> What needs to be done: Across the following data, state how many lines include the word "soba". Provide the number alone.

> Information:
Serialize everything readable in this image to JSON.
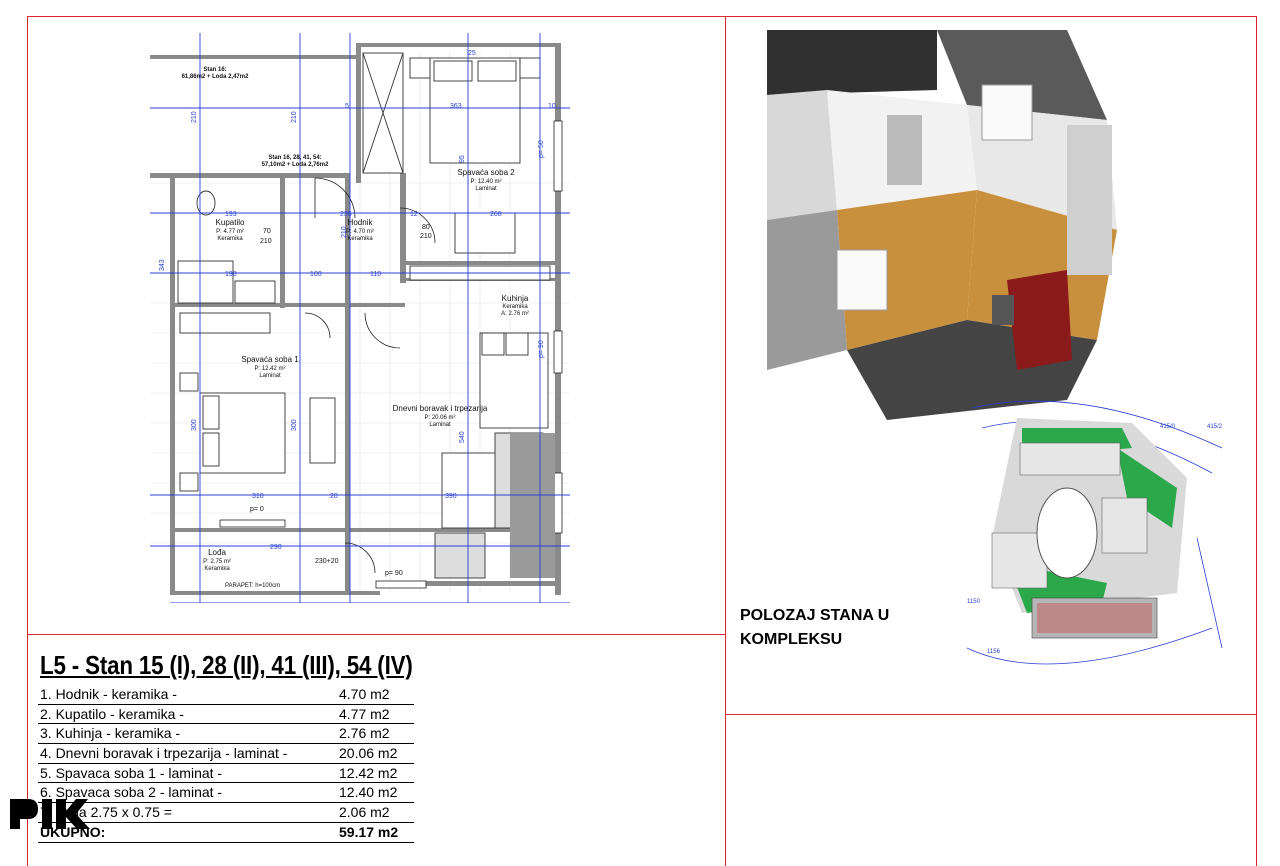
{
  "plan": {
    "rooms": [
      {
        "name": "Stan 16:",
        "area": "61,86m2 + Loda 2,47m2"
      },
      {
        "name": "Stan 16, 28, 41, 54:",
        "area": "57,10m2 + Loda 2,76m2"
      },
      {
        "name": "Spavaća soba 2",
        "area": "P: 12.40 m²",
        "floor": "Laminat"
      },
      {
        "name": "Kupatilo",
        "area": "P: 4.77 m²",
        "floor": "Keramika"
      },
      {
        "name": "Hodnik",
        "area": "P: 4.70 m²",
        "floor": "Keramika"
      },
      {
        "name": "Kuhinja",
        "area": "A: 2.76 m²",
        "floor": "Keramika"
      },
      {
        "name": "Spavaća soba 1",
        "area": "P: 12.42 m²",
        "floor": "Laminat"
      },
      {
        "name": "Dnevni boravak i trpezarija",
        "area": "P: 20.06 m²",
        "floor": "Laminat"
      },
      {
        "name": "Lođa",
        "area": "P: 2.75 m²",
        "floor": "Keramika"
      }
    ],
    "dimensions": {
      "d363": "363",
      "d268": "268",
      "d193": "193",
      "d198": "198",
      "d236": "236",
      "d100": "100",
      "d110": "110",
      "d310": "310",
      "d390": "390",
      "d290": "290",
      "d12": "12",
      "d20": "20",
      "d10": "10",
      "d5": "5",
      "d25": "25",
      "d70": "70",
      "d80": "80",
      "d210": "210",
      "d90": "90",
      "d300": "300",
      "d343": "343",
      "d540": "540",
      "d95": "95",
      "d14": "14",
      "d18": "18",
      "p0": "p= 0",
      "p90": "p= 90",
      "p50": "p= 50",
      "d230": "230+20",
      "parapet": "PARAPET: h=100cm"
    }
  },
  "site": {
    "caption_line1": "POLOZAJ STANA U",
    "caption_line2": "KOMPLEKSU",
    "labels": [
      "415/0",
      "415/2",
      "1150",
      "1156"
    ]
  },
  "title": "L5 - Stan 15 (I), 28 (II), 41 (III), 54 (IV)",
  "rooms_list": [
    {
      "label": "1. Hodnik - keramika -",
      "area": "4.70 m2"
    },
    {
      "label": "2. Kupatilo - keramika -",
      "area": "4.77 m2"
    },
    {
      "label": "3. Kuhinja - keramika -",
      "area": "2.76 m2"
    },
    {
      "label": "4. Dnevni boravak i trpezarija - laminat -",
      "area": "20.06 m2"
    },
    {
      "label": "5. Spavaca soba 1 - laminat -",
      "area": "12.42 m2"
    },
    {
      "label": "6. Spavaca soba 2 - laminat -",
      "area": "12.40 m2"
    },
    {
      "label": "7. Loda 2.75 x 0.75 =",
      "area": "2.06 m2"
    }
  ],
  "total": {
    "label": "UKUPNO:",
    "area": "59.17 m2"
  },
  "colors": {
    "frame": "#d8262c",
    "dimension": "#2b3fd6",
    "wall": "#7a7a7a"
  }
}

> Response below: 4